In Wisconsin, says Olson, there were “61 reported foothold incidents with dogs since 1997, roughly four a year.”
(That’s not a low number in my opinion, although Montana has had 51 dogs get caught in traps this year alone!)
Cruel and inhumane
There are many who do not believe that any trap can be considered humane. The Humane Society of the United States opposes trapping as well as fur ranches. The group objects to any killing of animals for the production of apparel and accessories. However, the Dane County Humane Society has created a position statement recognizing that “wildlife populations may exceed the carrying capacity of their natural habitat” and that “trapping may be a useful and necessary method for managing these populations through appropriately trained individuals and entities such as state wildlife agencies.”
(Clearly, the Dane County “Humane” Society is not affiliated with the HSUS.)
The local opposition to trapping of any kind is led by Patricia Randolph, an artist who maintains a wildlife refuge on her property near Wisconsin Dells. She writes a nature column in The Capital Times called Madravenspeak every other week.
Randolph says the expansion of trapping on publicly purchased land will “in the most cruel and dark-ages way, destroy the rest of our wildlife.” She urges those who oppose hunting and trapping to get involved in the state’s Conservation Congress, which helps to determine regulations for hunting, trapping and fishing in Wisconsin.
(And it doesn’t get much darker than trapping.)

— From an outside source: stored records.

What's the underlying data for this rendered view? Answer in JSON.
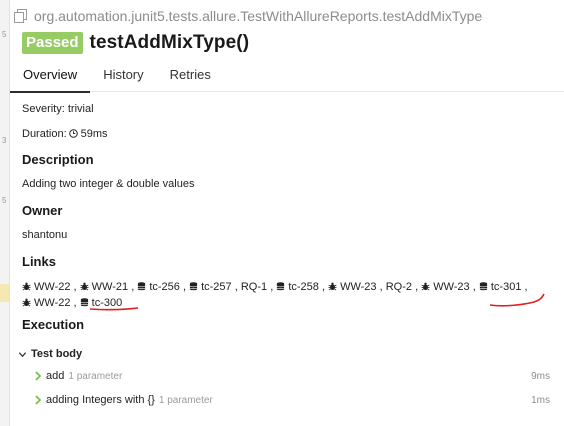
{
  "header": {
    "path": "org.automation.junit5.tests.allure.TestWithAllureReports.testAddMixType",
    "status": "Passed",
    "title": "testAddMixType()"
  },
  "tabs": [
    {
      "label": "Overview",
      "active": true
    },
    {
      "label": "History",
      "active": false
    },
    {
      "label": "Retries",
      "active": false
    }
  ],
  "overview": {
    "severity": "Severity: trivial",
    "duration_prefix": "Duration:",
    "duration_value": "59ms"
  },
  "description": {
    "heading": "Description",
    "text": "Adding two integer & double values"
  },
  "owner": {
    "heading": "Owner",
    "text": "shantonu"
  },
  "links": {
    "heading": "Links",
    "items": [
      {
        "label": "WW-22",
        "icon": "bug-icon"
      },
      {
        "label": "WW-21",
        "icon": "bug-icon"
      },
      {
        "label": "tc-256",
        "icon": "database-icon"
      },
      {
        "label": "tc-257",
        "icon": "database-icon"
      },
      {
        "label": "RQ-1",
        "icon": "none"
      },
      {
        "label": "tc-258",
        "icon": "database-icon"
      },
      {
        "label": "WW-23",
        "icon": "bug-icon"
      },
      {
        "label": "RQ-2",
        "icon": "none"
      },
      {
        "label": "WW-23",
        "icon": "bug-icon"
      },
      {
        "label": "tc-301",
        "icon": "database-icon"
      },
      {
        "label": "WW-22",
        "icon": "bug-icon"
      },
      {
        "label": "tc-300",
        "icon": "database-icon"
      }
    ],
    "separator": ","
  },
  "execution": {
    "heading": "Execution",
    "test_body_label": "Test body",
    "steps": [
      {
        "name": "add",
        "params": "1 parameter",
        "time": "9ms"
      },
      {
        "name": "adding Integers with {}",
        "params": "1 parameter",
        "time": "1ms"
      }
    ]
  },
  "colors": {
    "passed": "#97cc64",
    "annotation_red": "#e02020",
    "step_chevron": "#7bbf4a"
  }
}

The Humane Society of the United States sees no justification for any form of trapping except where live trapping benefits animals or their ecological systems.
Laura J. Simon, wildlife biologist for the group, says that “foothold traps cause animals to suffer tremendously. Wild animals panic when they are caught in a trap. Plus, if predators see a trapped animal, it can be eaten alive. Being caught in a trap is a pretty bad experience for most wildlife.”

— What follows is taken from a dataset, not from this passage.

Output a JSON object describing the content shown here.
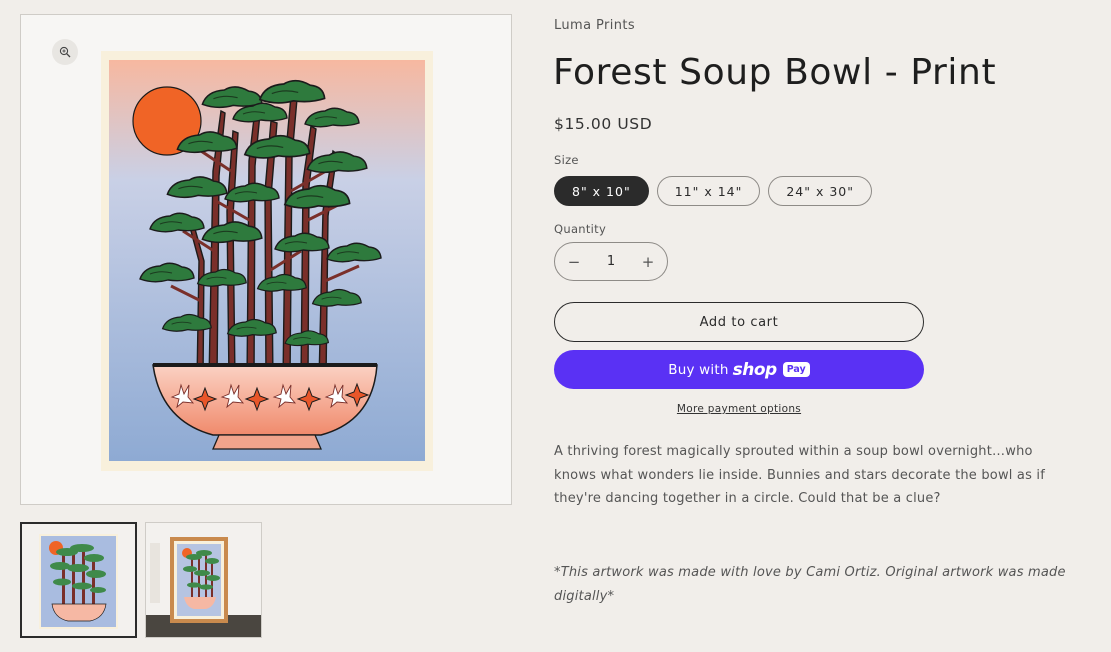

(Well said, except for the use of the word, “most.”)
Learn what to do if your pet is caught in a trap.
The Lincoln County Humane Society has prepared a comprehensive guide to freeing a dog from three common traps that are legal in Wisconsin: the foothold trap, snares and the body-gripping (Conibear) trap. Print it out and put it in your glove box: http://www.furrypets.com/pets/images/documents/RemoveDogFromTrap.pdf
Wildlife Photography ©Jim Robertson, 2013